[Records for processing]

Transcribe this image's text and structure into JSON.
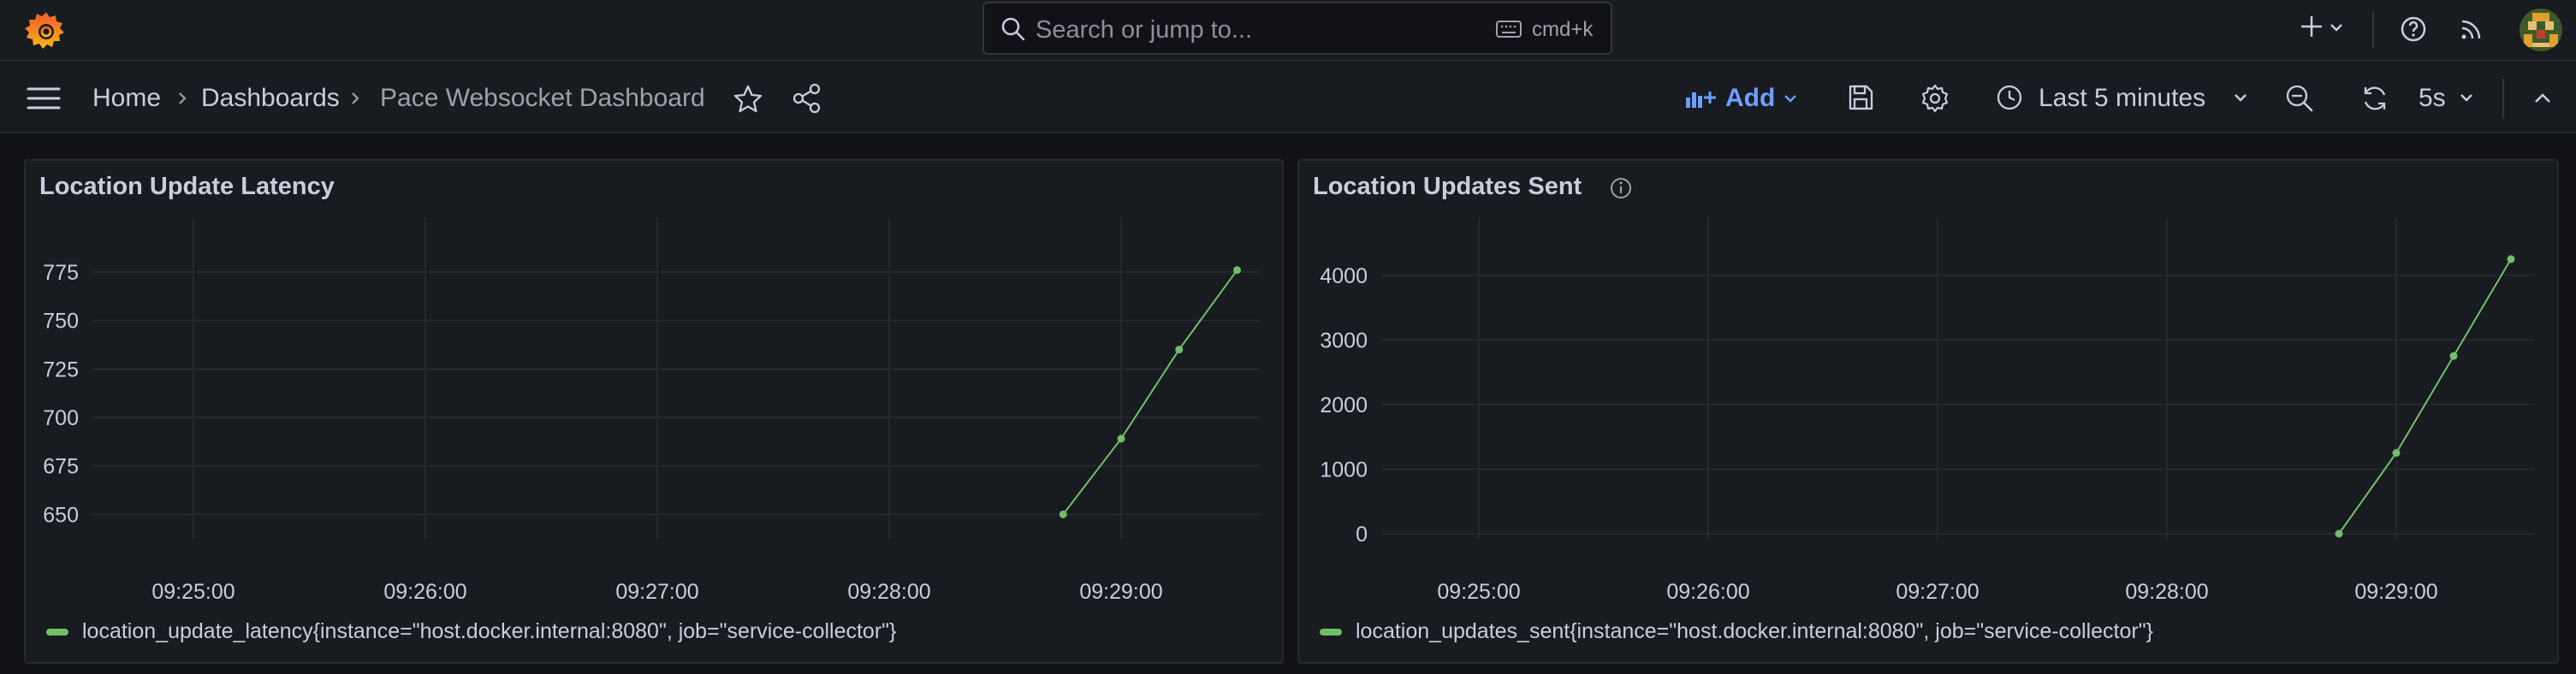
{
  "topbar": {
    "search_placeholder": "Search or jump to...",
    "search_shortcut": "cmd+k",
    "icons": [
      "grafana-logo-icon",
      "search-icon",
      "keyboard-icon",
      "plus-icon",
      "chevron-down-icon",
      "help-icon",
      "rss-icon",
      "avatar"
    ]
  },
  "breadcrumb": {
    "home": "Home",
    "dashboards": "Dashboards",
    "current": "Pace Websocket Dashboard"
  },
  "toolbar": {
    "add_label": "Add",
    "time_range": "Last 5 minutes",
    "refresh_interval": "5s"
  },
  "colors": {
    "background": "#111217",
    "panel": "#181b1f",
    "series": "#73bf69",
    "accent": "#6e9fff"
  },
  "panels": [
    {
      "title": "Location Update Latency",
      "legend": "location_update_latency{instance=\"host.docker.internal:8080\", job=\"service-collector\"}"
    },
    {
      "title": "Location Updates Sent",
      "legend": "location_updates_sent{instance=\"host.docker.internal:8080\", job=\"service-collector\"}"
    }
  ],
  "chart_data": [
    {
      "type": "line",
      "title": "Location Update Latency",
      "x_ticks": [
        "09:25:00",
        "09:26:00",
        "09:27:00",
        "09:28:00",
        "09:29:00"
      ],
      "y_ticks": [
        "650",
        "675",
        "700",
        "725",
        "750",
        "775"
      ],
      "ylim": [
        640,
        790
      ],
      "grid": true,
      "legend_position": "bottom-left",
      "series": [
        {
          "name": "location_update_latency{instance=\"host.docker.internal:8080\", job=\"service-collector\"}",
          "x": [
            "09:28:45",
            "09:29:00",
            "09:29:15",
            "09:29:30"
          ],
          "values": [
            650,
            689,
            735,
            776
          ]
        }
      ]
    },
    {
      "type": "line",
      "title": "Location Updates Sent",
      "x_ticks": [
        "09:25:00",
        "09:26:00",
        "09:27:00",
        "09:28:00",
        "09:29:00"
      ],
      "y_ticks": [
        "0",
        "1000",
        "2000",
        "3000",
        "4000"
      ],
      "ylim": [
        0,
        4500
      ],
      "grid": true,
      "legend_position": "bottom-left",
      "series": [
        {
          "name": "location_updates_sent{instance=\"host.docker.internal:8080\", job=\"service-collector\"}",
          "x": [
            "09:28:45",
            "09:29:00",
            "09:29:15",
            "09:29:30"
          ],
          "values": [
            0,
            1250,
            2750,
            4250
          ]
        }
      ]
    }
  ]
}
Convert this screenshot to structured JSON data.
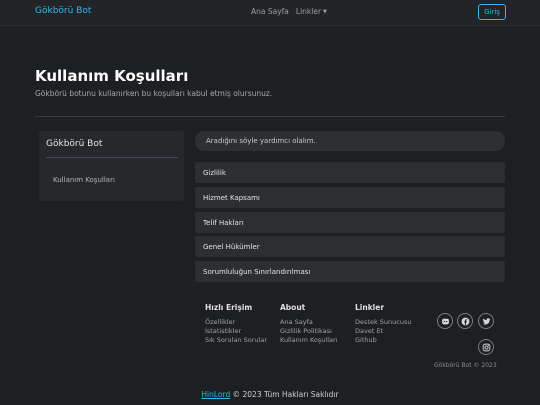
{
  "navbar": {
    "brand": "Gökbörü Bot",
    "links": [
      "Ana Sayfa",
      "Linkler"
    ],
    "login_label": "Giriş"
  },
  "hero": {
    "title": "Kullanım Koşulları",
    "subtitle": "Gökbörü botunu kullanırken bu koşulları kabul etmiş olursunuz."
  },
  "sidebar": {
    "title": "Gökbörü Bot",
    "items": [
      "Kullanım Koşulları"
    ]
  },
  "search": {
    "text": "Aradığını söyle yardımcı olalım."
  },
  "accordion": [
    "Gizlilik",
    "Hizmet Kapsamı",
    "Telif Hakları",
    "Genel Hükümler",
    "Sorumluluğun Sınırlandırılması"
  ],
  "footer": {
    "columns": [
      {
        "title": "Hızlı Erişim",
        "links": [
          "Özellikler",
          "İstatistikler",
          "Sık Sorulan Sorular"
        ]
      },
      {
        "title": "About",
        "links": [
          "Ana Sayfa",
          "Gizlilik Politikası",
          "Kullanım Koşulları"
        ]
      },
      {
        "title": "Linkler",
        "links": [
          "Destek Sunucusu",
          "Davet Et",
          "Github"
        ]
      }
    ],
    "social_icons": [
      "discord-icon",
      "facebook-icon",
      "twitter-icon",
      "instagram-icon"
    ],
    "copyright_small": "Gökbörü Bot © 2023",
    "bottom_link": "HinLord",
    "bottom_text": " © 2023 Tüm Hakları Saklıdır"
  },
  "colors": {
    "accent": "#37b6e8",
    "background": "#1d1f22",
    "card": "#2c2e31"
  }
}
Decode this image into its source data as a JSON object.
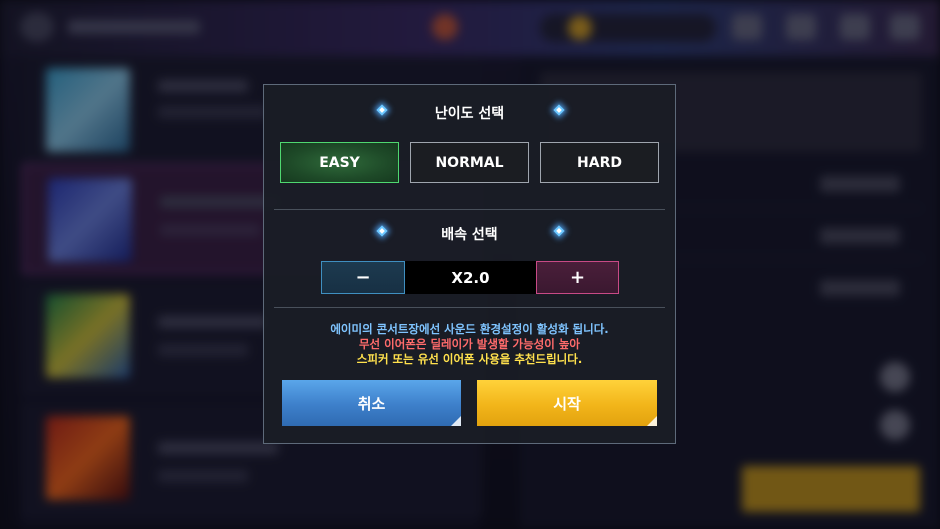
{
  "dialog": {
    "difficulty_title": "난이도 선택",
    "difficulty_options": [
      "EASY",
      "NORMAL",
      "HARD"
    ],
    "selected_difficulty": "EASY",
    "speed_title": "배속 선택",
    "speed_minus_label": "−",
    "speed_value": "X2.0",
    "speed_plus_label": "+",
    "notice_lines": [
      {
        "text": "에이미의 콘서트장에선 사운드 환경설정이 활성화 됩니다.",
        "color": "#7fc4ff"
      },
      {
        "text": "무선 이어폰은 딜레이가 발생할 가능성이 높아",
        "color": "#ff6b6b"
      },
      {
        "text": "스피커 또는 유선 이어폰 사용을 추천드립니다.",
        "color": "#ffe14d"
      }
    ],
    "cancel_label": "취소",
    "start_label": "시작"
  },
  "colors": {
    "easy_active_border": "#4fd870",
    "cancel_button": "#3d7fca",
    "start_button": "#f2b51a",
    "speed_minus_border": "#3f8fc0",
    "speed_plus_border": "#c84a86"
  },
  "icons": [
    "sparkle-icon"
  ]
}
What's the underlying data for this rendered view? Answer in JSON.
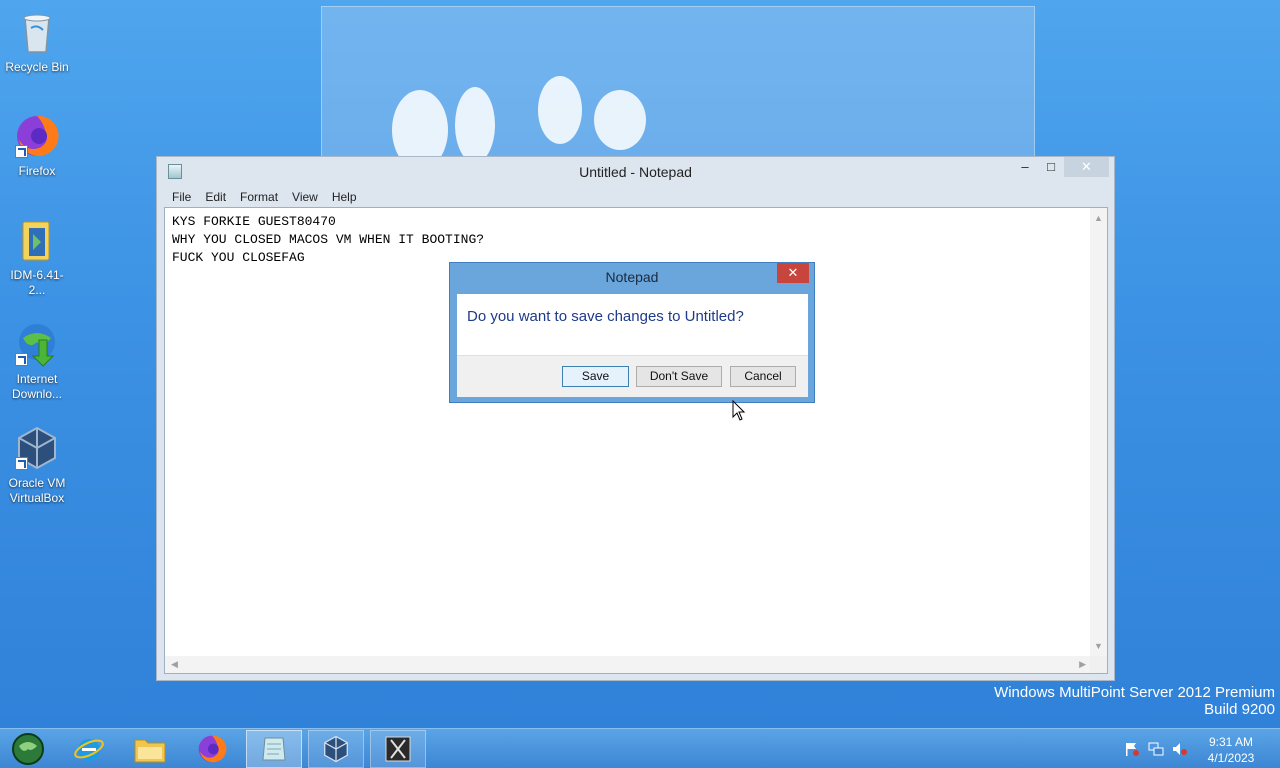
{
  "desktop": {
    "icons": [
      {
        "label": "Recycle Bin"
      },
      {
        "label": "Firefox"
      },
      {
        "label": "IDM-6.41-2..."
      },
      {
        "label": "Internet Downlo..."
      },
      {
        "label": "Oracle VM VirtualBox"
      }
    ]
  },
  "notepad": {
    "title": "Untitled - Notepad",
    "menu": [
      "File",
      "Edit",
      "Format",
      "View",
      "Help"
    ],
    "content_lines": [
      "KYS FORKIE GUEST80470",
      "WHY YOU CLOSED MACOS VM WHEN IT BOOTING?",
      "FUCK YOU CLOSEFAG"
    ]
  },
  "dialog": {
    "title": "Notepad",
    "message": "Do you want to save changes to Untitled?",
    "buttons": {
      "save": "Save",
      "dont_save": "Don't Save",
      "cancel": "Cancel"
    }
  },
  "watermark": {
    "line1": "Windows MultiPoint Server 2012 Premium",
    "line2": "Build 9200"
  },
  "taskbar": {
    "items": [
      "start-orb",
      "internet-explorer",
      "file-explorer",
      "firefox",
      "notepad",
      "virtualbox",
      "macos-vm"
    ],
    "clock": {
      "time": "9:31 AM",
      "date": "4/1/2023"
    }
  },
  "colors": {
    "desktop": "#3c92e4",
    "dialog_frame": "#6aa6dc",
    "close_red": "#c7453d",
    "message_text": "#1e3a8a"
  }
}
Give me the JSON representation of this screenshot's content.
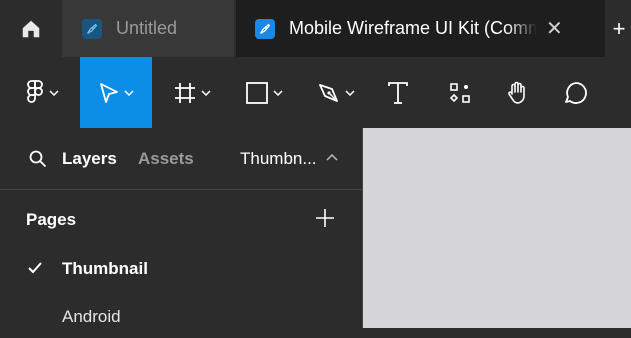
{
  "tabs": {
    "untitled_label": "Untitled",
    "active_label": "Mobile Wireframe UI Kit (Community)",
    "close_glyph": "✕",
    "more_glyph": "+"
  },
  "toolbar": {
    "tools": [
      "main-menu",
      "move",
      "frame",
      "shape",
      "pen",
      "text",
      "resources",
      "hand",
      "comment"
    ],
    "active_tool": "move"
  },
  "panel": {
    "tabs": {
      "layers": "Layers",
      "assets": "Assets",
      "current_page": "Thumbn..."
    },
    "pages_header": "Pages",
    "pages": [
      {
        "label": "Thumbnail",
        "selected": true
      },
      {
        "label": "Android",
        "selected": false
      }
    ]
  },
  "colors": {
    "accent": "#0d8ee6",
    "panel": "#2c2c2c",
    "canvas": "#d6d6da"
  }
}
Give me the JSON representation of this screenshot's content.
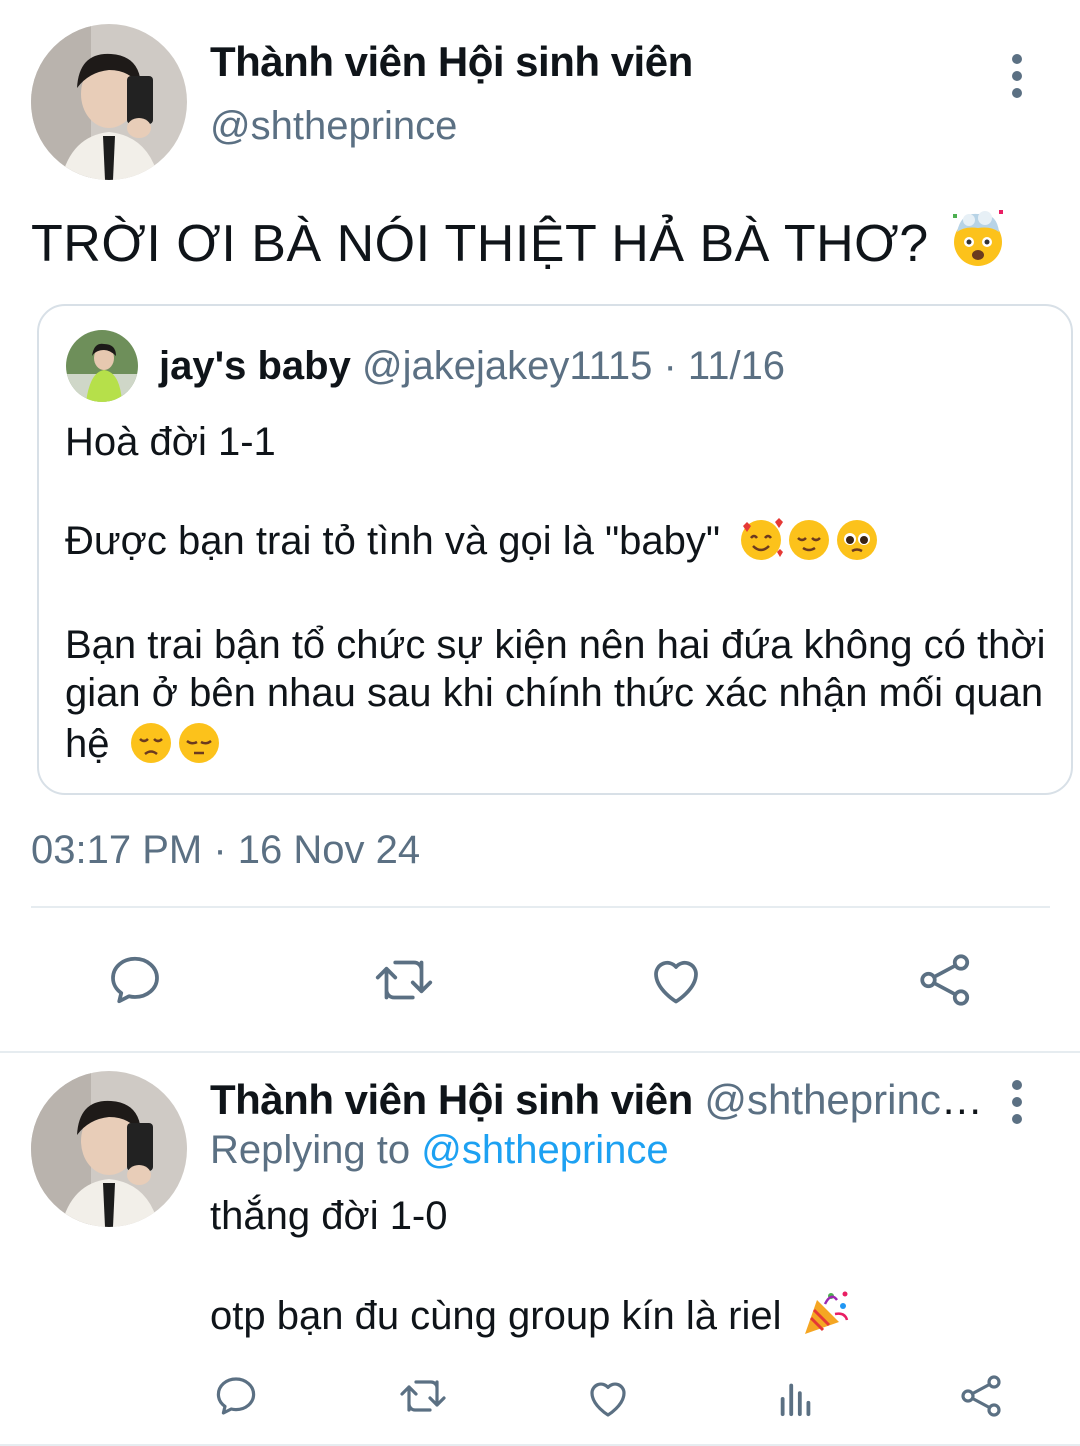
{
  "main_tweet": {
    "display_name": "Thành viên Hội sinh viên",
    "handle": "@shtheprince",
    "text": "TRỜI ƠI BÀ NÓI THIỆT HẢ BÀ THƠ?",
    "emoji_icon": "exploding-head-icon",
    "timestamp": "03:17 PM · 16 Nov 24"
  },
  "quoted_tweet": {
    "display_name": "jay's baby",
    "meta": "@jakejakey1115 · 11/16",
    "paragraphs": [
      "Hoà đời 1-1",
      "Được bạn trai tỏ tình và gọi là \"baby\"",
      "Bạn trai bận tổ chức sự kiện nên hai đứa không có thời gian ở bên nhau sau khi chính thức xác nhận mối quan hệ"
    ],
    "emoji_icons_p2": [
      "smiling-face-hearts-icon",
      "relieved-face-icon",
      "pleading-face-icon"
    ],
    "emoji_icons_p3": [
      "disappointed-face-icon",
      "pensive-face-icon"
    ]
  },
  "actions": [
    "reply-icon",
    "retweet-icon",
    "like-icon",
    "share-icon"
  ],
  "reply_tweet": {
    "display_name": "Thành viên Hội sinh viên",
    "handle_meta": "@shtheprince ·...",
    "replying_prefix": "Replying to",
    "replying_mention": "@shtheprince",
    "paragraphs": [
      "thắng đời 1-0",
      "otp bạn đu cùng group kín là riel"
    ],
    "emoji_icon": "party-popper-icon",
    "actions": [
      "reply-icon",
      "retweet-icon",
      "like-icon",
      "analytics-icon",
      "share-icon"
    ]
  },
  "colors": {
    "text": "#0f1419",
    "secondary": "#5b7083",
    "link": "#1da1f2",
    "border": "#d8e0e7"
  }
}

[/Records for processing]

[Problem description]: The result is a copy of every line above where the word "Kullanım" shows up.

[Answer box]:
    "title": "Kullanım Koşulları",
      "Kullanım Koşulları"
          "Kullanım Koşulları"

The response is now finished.